Prior to trial, defendants made several motions in limine. The first sought to bar plaintiff from introducing evidence of written and oral lease agreements for the two buildings entered into by defendant Frank Lee in 1977, and the second sought to prohibit introduction into evidence of the 1982 purchase price of the property. Both motions were granted. Finally, defendants moved in limine to prohibit introduction of a video tape of the restaurant and banquet hall taken on October 5, 1987, a date after which various equipment had been removed from the premises and after the valuation date of August 19, 1987. The circuit court also granted that motion after reviewing the video.
At trial, both parties offered expert opinion evidence of the value of the subject property. Plaintiff's two experts valued the property at $370,000 and $395,000. Defendants' two experts valued the property at $900,000 and $950,000.
Defendants' expert, William Sullivan, relied in part on the 1982 sale of a comparable property known as the Track 29 Restaurant in valuing the subject property. On rebuttal, plaintiff sought to introduce certified copies of a deed and real estate transfer tax declaration which were filed as a result of the sale of the Track 29 property in 1987, both of which the trial court refused to admit.
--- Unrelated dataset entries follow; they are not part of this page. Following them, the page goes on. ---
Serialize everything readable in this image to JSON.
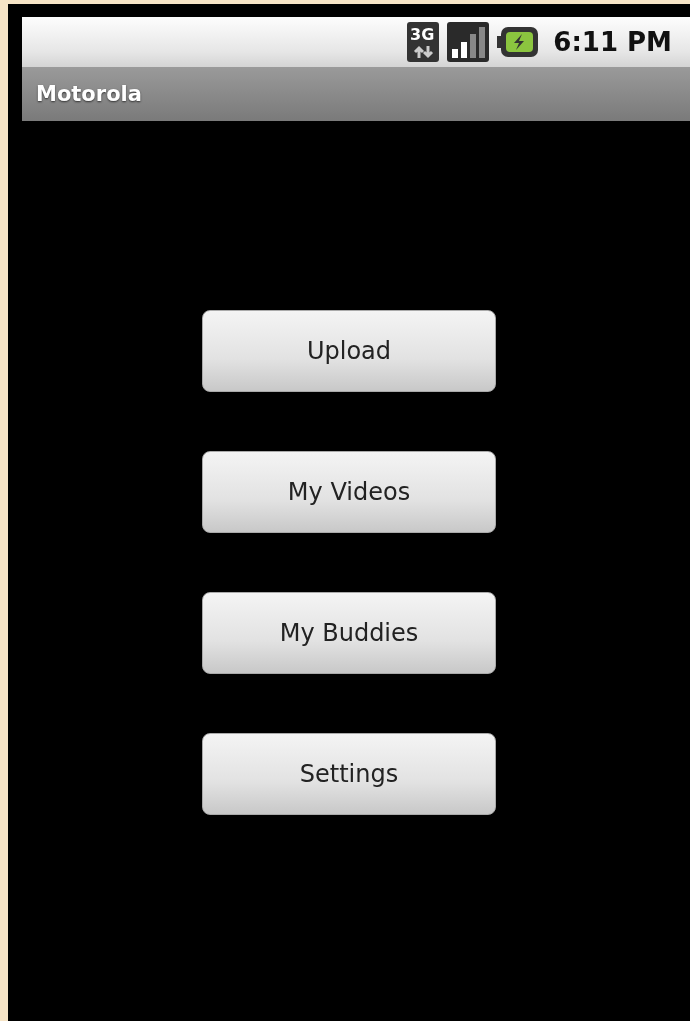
{
  "status_bar": {
    "network_type": "3G",
    "time": "6:11 PM"
  },
  "title_bar": {
    "title": "Motorola"
  },
  "buttons": [
    "Upload",
    "My Videos",
    "My Buddies",
    "Settings"
  ]
}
Plaintiff first contends that the trial court abused its discretion in refusing to admit a 41-minute video tape which, in substantial part, is of the interior of defendants' restaurant and banquet hall taken after the valuation date and after defendants had removed personal property and fixtures from the restaurant. Plaintiff further argues that, because defendants' video, which was admitted, did not show the entire interior of the restaurant, it was an abuse of discretion to not admit its video, particularly where a jury view was no longer possible due to destruction of the property. Finally, plaintiff argues that it would have been proper for the jury to have viewed the property, had the buildings not been demolished prior to trial, and therefore it was also proper for the jury to have viewed the October 5, 1987, video tape.
Generally, the admission of photographic evidence is within the sound discretion of the trial court and will not be reversed absent an abuse of discretion. (Schaffner v. Chicago & North Western Transportation Co. (1989), 129 Ill. 2d 1, 18, 541 N.E.2d 643; Barreto v. City of Waukegan (1985), 133 Ill. App. 3d 119, 131-32, 478 N.E.2d 581.) The fact that photographic evidence portrays something under conditions not precisely the same as those at the time of the occurrence does not necessarily render it inadmissible, so long as the jury is not misled. (Saldana v. Wirtz Cartage Co. (1978), 74 Ill. 2d 379, 391, 385 N.E.2d 664.) Furthermore, in a condemnation case, the mere fact that a photograph was taken after the valuation date does not necessarily make it inadmissible. (Lake County Forest Preserve District v. Vernon Hills Development Corp. (1980), 85 Ill. App. 3d 241, 244-45, 406 N.E.2d 611.) The necessary inquiry is whether the photographs of the subject property accurately portray the conditions of the land prior to the valuation date. (Vernon Hills Development Corp., 85 Ill. App. 3d at 245, 406 N.E.2d at 614.) While photographs of the appearance and condition of land or other inanimate objects taken after a material change in appearance and condition are generally inadmissible, there is no requirement that the situation or condition must be precisely the same. (Vernon Hills ...